The first few weeks the pigs had to be on the same piece of ground for more than one day. Their pen was 10×20 feet and was built on old hydro poles for runners. Information from Manitoba Agriculture advised it would take seven pigs per acre to overturn all of the pasture in a season but our portable pen was only big enough for four animals.

An acre is 43,560 square feet. The pen is 200 square feet. So, we calculated we would have to move the pen 218 times to turn over an acre. What we didn’t expect was that four pigs once they hit about 100 pounds would need to be moved more than once a day. This was a wonderful surprise because that meant we might actually succeed in turning over an acre between May 1 and first snow. The other thing we found is that pigs are more than happy to dig out large rocks.

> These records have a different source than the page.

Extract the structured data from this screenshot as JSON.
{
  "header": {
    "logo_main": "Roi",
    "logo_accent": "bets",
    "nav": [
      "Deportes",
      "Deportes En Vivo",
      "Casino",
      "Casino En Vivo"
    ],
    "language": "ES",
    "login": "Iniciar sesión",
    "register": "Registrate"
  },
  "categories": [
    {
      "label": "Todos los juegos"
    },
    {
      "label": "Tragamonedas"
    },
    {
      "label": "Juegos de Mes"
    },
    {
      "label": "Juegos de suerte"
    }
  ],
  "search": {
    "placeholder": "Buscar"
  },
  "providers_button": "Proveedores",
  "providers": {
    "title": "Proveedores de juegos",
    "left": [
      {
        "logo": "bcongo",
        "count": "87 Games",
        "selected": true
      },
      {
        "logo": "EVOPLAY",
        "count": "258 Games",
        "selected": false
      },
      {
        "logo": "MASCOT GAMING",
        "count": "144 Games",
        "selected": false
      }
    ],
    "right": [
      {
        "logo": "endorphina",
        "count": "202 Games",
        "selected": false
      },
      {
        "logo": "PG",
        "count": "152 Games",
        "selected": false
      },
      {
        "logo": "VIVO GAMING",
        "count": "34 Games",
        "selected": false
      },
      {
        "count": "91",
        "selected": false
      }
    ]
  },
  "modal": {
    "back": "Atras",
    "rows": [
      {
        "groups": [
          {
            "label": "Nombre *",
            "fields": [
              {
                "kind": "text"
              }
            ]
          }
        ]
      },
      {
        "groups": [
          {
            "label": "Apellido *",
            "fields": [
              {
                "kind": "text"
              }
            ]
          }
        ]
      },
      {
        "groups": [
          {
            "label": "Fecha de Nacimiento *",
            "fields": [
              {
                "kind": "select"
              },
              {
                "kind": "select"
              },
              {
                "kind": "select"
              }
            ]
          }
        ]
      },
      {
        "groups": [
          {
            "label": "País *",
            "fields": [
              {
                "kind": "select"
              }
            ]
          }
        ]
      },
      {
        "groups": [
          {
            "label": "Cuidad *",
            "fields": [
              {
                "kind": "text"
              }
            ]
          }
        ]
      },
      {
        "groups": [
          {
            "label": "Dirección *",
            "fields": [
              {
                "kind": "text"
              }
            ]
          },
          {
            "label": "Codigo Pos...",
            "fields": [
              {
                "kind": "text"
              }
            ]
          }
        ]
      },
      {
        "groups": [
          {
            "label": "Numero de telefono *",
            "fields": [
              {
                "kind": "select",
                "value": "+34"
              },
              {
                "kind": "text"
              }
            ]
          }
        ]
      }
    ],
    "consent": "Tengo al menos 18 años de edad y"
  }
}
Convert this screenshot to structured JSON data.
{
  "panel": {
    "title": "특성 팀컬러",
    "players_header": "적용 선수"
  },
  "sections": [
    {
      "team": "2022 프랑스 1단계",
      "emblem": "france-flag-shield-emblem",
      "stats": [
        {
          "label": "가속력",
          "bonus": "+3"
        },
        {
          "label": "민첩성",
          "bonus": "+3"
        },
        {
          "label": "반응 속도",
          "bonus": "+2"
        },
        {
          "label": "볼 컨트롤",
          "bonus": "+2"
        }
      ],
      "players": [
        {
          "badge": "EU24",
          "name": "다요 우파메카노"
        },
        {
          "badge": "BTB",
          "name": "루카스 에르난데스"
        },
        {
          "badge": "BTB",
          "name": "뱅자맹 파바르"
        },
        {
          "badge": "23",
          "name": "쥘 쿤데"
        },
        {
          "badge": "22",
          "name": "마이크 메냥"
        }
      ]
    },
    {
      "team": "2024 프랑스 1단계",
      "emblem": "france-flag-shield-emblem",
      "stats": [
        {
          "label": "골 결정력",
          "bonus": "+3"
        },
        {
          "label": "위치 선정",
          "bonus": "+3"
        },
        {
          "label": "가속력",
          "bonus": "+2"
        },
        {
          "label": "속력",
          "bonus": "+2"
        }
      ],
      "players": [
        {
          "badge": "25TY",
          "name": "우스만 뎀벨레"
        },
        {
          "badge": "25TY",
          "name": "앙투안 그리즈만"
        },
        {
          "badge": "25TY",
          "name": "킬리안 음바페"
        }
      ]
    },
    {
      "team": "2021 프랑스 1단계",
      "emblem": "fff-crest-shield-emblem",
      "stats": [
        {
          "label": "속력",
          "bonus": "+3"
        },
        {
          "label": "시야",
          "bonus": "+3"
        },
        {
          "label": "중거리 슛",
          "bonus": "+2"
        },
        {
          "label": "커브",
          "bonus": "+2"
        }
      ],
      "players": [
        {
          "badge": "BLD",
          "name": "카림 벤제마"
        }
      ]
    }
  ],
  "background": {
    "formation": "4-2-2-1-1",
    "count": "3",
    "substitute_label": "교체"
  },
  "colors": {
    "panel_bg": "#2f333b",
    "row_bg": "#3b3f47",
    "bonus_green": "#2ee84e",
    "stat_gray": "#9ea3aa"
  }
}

To entice them to dig out the boulders my son would pour extra water around it to get the ground soft. Then he would let the pigs go to work. Within about 24 hours they would have the rock loosened enough that he could easily pop them out with the loader and tractor.

The design of the “pig tractor” needs to be tweaked a bit for next year to enable better turning. Another point we missed was that we started at the near end of the pasture instead of the furthest point. So, the animals might not want to pass over the newly seeded area to get to the rest of the pasture next spring. Next year we will start at the far end where we winter feed cows and let the pigs turn over all that ground for us. Not only are they extremely good at it they seem to enjoy it. When they hear my son coming with their slop they make the happiest pig noises we have ever heard.

This experiment has been a success so far. What was unexpected was how watching a creature live its life just as it was intended could be so heartwarming. We plan to spread rotted manure on the area worked over this year and continue the pasture-rearing program from where they left off. We look forward to enjoying pork this winter, as well as the added growth to our pasture next summer. †

About the author

Comments

explore

Stories from our other publications